Few names are more synonymous with American racing performance than that of Carroll Shelby. The tenacious Texan was a skilled driver as well as an entrepreneur and had decades of success turning production cars into finely-tuned racing machines. He even got the chance to build his own vision from scratch.
In 2021, RM Sotheby’s is hosting a treasure trove of Shelby models at its Scottsdale auction. The collection highlights the wide range of Shelby’s contributions to the automotive world and ranges from a full-bore big-block Cobra to an early clay prototype of the Shelby Series 1.
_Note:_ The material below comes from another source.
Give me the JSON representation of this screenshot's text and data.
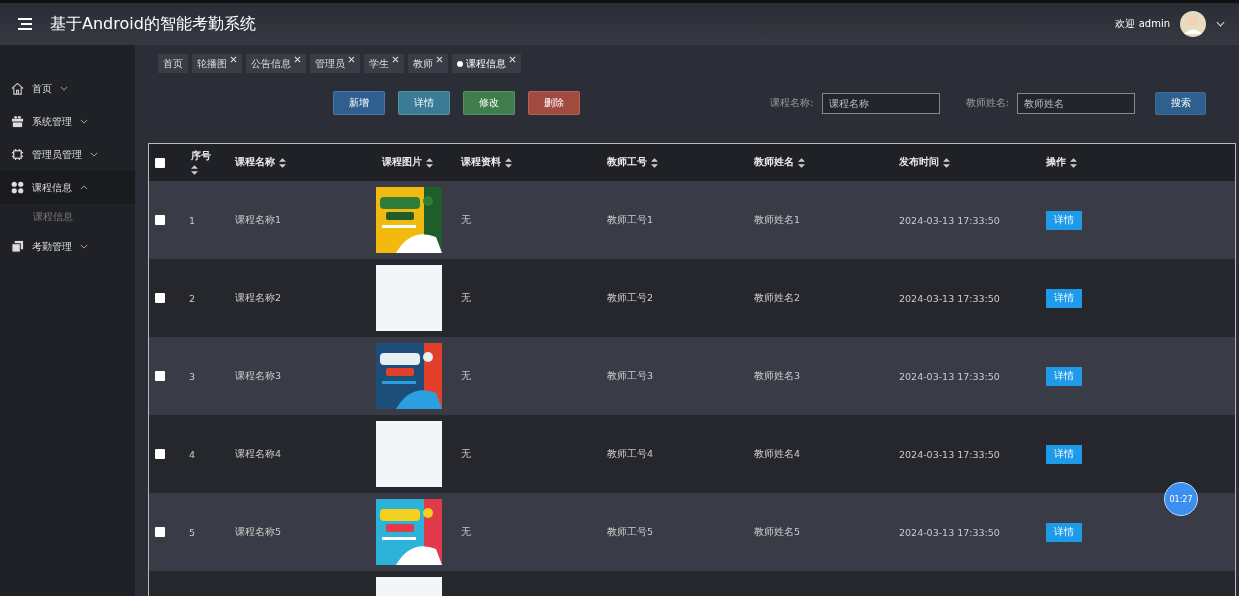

Check out all seven cars on offer below.
In 1965, Shelby was supposed to build 100 homologation cars to qualify the recently redesigned Cobra and its big-bore 427 V-8 eligible for FIA competition. The company made it just over halfway through the intended run of 100—a lot farther than rival Ferrari made it with its 15 copies of the 275 LM. This continuation car was built in 2013 using an existing 1965 Cobra chassis number and is intended for race use only. If you’ve ever dreamt of running an FIA-spec Cobra with an aluminum body and 427 side-oiler, this 10-mile example is as close as you’re likely to get to the real thing.
First-gen Mustang fastbacks are among the most sought-after pony cars, and none are more desirable than a Shelby GT350. This is number 47 of the 562 built by Shelby for 1965. That means it was built in the original Venice shop before Shelby’s move a few miles south to its facility by LAX . Of course, it comes with the tuned 289 V-8 and a suspension meant for the track.
This one has been recently restored and then cosmetically touched up in 2019, so it’s still looking Venice-fresh. Its chock-full of all the Shelby goodies you’d want, too, including the 16-inch wood steering wheel found on early-production GT350s and the fiberglass gauge pod with the original oil pressure gauge.
Just six original Daytona coupes were built after Shelby employee Pete Brock was tasked with sculpting a car body capable of keeping up with the sleek Ferraris on the Mulsanne Straight at Le Mans. The design remains one of the most beautiful race cars ever penned.
Like the originals, this continuation Daytona coupe features an aluminum body and a gorgeous Ford small-block to match. The engine’s topped by a quartet of Weber downdraft carburetors so that each intake port gets its own throttle. The sparse interior won’t do much to dampen the engine sound, but that’s a feature, not a bug.
This 2008 build from Superformance celebrates Carroll Shelby’s 85th birthday. It’s the first of 85 built and the color scheme is a homage to the GT40 campaigned by Chris Amon and Bruce McLaren in 1966. About 90 percent of the parts used in the run of 85 are interchangeable with the originals—like the steel roof, complete with Gurney bubble—although Superformance did make some modern upgrades. For example, there’s galvanized steel in the chassis for corrosion resistance, plus air conditioning and Wilwood brakes—and some serious hot-rodding on the Ford FE engine. The mill now displaces 511, rather than 427, cubic inches and output is nearly 600 hp.
Just like it did in the ’60s, Shelby built its 2012 GT350 with an improved suspension and added a new front fascia that also helped it breathe on the track. This 5.0-liter-powered Mustang is equipped with the optional six-speed automatic and benefits from a host of Shelby upgrades, including 19-inch Cragar wheels, Wilwood brakes, and Ford Racing anti-roll bars and adjustable caster-camber plates. Scoops on the rockers and fascia feed brake cooling vents. This pristine example has fewer than 1000 miles on the odometer.
If open-air cruising is more your thing, this drop-top Shelby GT350 may be up your alley. Nearly identical to the coupe we just mentioned, this one has even fewer miles on the odometer—just 290. Since 2012 marked the first time a Shelby Mustang convertible was offered since 1970, this one may have additional collector appeal.
Of the road cars bearing the Shelby name, the Series 1 possesses the most Shelby influence; it wasn’t based on any existing platform or OEM design. The production model would go on to use a 4.0-liter Oldsmobile version of the Northstar V-8, but this design model has no powerplant. It’s an early clay model that looks every bit like the real thing, but the doors, hood, and trunk don’t open. For those that have the room in their collection, and an interest in automotive design, this Series 1 model may be a bargain; it represents so much of Carroll Shelby’s vision of a proper sports car.